Going back to the main themes of this article, how do σ-bonds and π-bonds compare? More sophisticated calculations reveal that the degree or extent of overlap is a major factor. In general, σ-bonds are stronger than π-bonds because the degree of overlap is greater if orbitals overlap head-on. You can check this for a few chemical systems by calculating the difference of the bond enthalpies (energies) of, for example, C=C and C-C (or P=O and P-O), to, C-C (or P-O). Again you may encounter a few anomalies, for the same reasons given above, which you can explore further if you wish.
At this point, you may be wondering what new insights have you gained by learning all of the above. The real power of molecular orbitals lies in how they describe the electronic properties of much larger molecules. It was necessary to go through all of the above background so that you can comprehend more advanced applications. As promised, here are examples of molecules containing double bonds and triple bonds (Figure 8.9) showing how electrons are distributed. Note that these orbital diagrams are based on calculations and supported (indirectly) by 3D-geometric data. We do not derive molecular orbital shape by experiment. See if you can visualise the σ-bonds and π-bonds. (There are no delta-bonds, since this would require the overlap of exactly two orbitals, no more) In particular, see how the π-bond co-exists with the required σ-bond. We will learn about how to predict and rationalise the structures in the next part.
On closing, I leave you with a problem which we will address in part 5. Water. We know that water is bent or V-shaped. The bond angle is 104.5°. You should be able to predict the electronic configuration of the hydrogen and oxygen atoms in a water molecule. They are [He] and [Ne], respectively. There are two oxygen p-orbitals with a single electron, each of which are shared with two hydrogen atoms. The problem is not the electron sharing but actually the geometry of the molecule. Two of the three p-orbitals contain a single electron (does not matter which). We know that the oxygen p-orbitals are orthogonal to each other. If the hydrogen atoms form σ-bonds to oxygen then the bond angle should be 90° and not 104.5°, right?
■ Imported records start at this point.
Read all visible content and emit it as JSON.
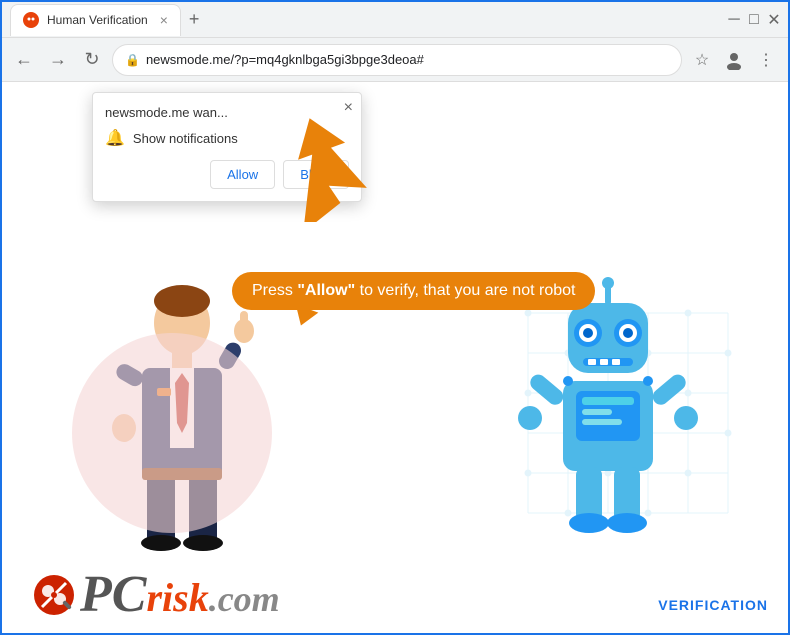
{
  "browser": {
    "tab_title": "Human Verification",
    "url": "newsmode.me/?p=mq4gknlbga5gi3bpge3deoa#"
  },
  "popup": {
    "title": "newsmode.me wan...",
    "notification_label": "Show notifications",
    "allow_button": "Allow",
    "block_button": "Block",
    "close_label": "×"
  },
  "speech_bubble": {
    "text_before": "Press ",
    "highlighted": "\"Allow\"",
    "text_after": " to verify, that you are not robot"
  },
  "footer": {
    "brand_pc": "PC",
    "brand_risk": "risk",
    "brand_dotcom": ".com",
    "verification": "VERIFICATION"
  },
  "icons": {
    "back": "←",
    "forward": "→",
    "refresh": "↻",
    "lock": "🔒",
    "star": "☆",
    "user": "👤",
    "menu": "⋮",
    "bell": "🔔",
    "close": "×",
    "new_tab": "+"
  }
}
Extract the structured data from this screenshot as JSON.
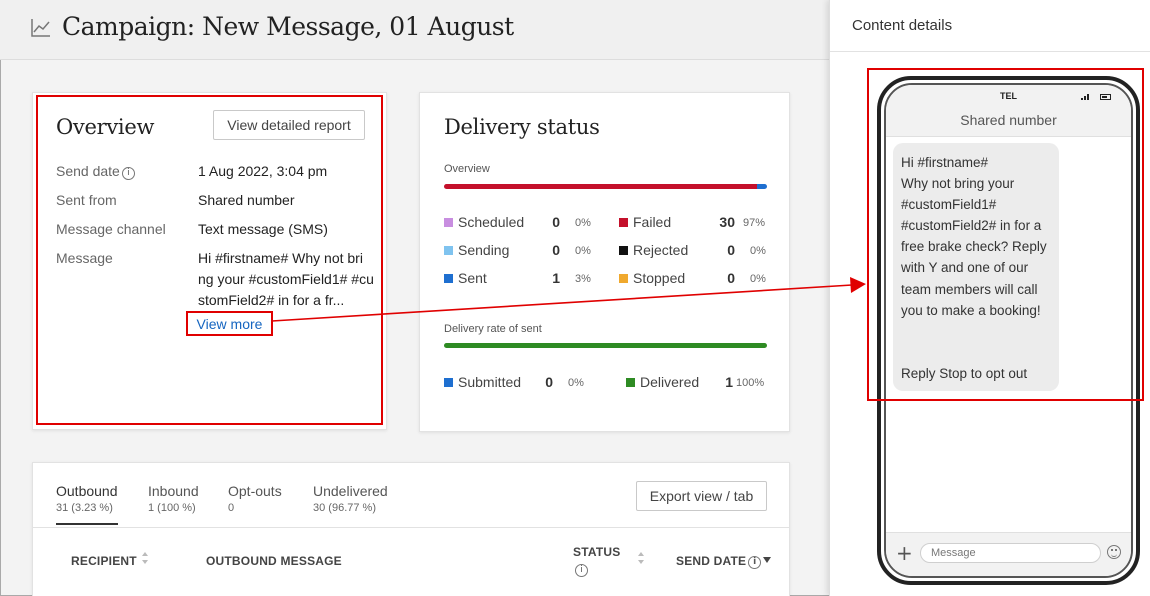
{
  "header": {
    "title": "Campaign: New Message, 01 August"
  },
  "overview": {
    "title": "Overview",
    "report_button": "View detailed report",
    "rows": [
      {
        "label": "Send date",
        "value": "1 Aug 2022, 3:04 pm"
      },
      {
        "label": "Sent from",
        "value": "Shared number"
      },
      {
        "label": "Message channel",
        "value": "Text message (SMS)"
      },
      {
        "label": "Message",
        "value": ""
      }
    ],
    "message_lines": [
      "Hi #firstname# Why not bri",
      "ng your #customField1# #cu",
      "stomField2# in for a fr..."
    ],
    "view_more": "View more"
  },
  "delivery": {
    "title": "Delivery status",
    "overview_label": "Overview",
    "overview_bar": {
      "failed_fraction": 0.97,
      "sent_fraction": 0.03
    },
    "statuses": [
      {
        "name": "Scheduled",
        "count": "0",
        "pct": "0%",
        "color": "#c88ee0"
      },
      {
        "name": "Sending",
        "count": "0",
        "pct": "0%",
        "color": "#7fc3ef"
      },
      {
        "name": "Sent",
        "count": "1",
        "pct": "3%",
        "color": "#1e6fd0"
      },
      {
        "name": "Failed",
        "count": "30",
        "pct": "97%",
        "color": "#c4102b"
      },
      {
        "name": "Rejected",
        "count": "0",
        "pct": "0%",
        "color": "#111111"
      },
      {
        "name": "Stopped",
        "count": "0",
        "pct": "0%",
        "color": "#f0a92e"
      }
    ],
    "rate_label": "Delivery rate of sent",
    "rate_bar": {
      "delivered_fraction": 1.0
    },
    "rate_statuses": [
      {
        "name": "Submitted",
        "count": "0",
        "pct": "0%",
        "color": "#1e6fd0"
      },
      {
        "name": "Delivered",
        "count": "1",
        "pct": "100%",
        "color": "#2e8b23"
      }
    ]
  },
  "tabs": [
    {
      "name": "Outbound",
      "sub": "31 (3.23 %)"
    },
    {
      "name": "Inbound",
      "sub": "1 (100 %)"
    },
    {
      "name": "Opt-outs",
      "sub": "0"
    },
    {
      "name": "Undelivered",
      "sub": "30 (96.77 %)"
    }
  ],
  "export_button": "Export view / tab",
  "table_headers": {
    "recipient": "RECIPIENT",
    "message": "OUTBOUND MESSAGE",
    "status": "STATUS",
    "send_date": "SEND DATE"
  },
  "side_panel": {
    "title": "Content details",
    "carrier": "TEL",
    "contact": "Shared number",
    "bubble_lines": [
      "Hi #firstname#",
      "Why not bring your",
      "#customField1#",
      "#customField2# in for a",
      "free brake check? Reply",
      "with Y and one of our",
      "team members will call",
      "you to make a booking!",
      "",
      "",
      "Reply Stop to opt out"
    ],
    "input_placeholder": "Message"
  },
  "colors": {
    "annotation": "#e00000",
    "link": "#1565c0"
  }
}
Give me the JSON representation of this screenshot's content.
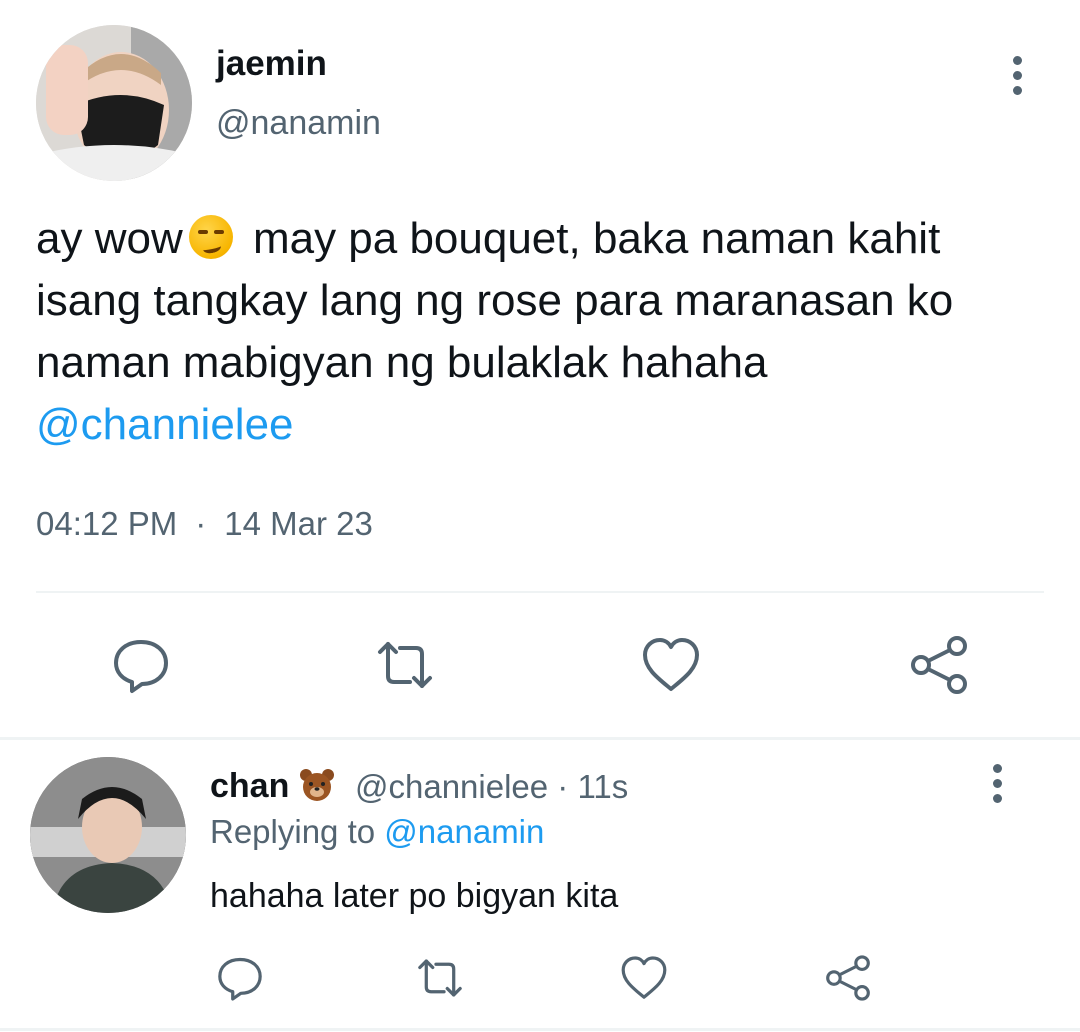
{
  "tweet": {
    "display_name": "jaemin",
    "handle": "@nanamin",
    "text_before_emoji": "ay wow",
    "emoji": "smirking-face",
    "text_after_emoji": " may pa bouquet, baka naman kahit isang tangkay lang ng rose para maranasan ko naman mabigyan ng bulaklak hahaha",
    "mention": "@channielee",
    "time": "04:12 PM",
    "separator": "·",
    "date": "14 Mar 23"
  },
  "reply": {
    "display_name": "chan",
    "emoji": "bear-face",
    "handle_time": "@channielee · 11s",
    "replying_label": "Replying to",
    "replying_handle": "@nanamin",
    "text": "hahaha later po bigyan kita"
  },
  "icons": {
    "actions": [
      "reply-icon",
      "retweet-icon",
      "like-icon",
      "share-icon"
    ],
    "more": "more-vertical-icon"
  },
  "colors": {
    "link": "#1d9bf0",
    "secondary_text": "#536471",
    "divider": "#eff3f4"
  }
}
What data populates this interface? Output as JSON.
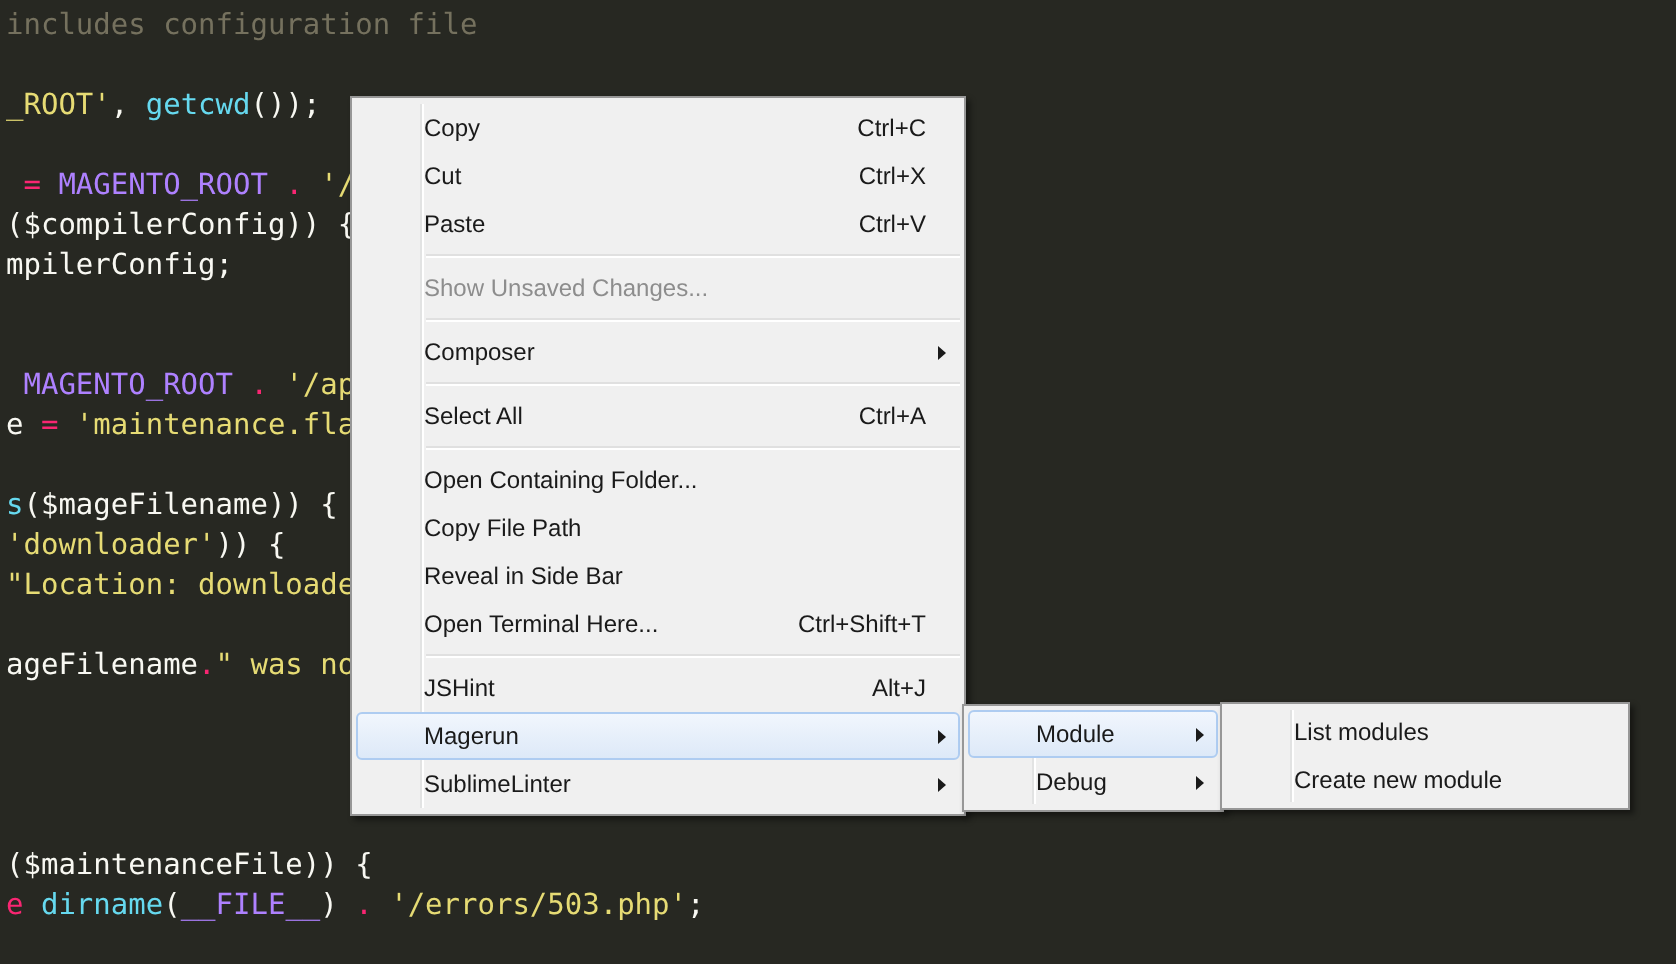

This leads me to conclude with the key points in this article. The title of this article emphasises how orbitals of different atoms mix (overlap) on forming bonds. If orbitals of different atoms mix, then can orbitals on the same atom mix? They can. If you think about it, the orbitals on the same atom do not have to travel far to interact. By allowing orbitals from the same atom to interact, we will be able to explain the geometry of the water molecule and many, many other molecules. You might be pleased to learn that we do not need other tools (other than what was described in this article) to get answers. We have seen how modelling the electron as a wave has helped develop the ideas of orbital interaction. In the next part, we will see how orbitals relate to geometry of molecules and set the stage for future study, showing how orbitals ultimately explain electronic properties.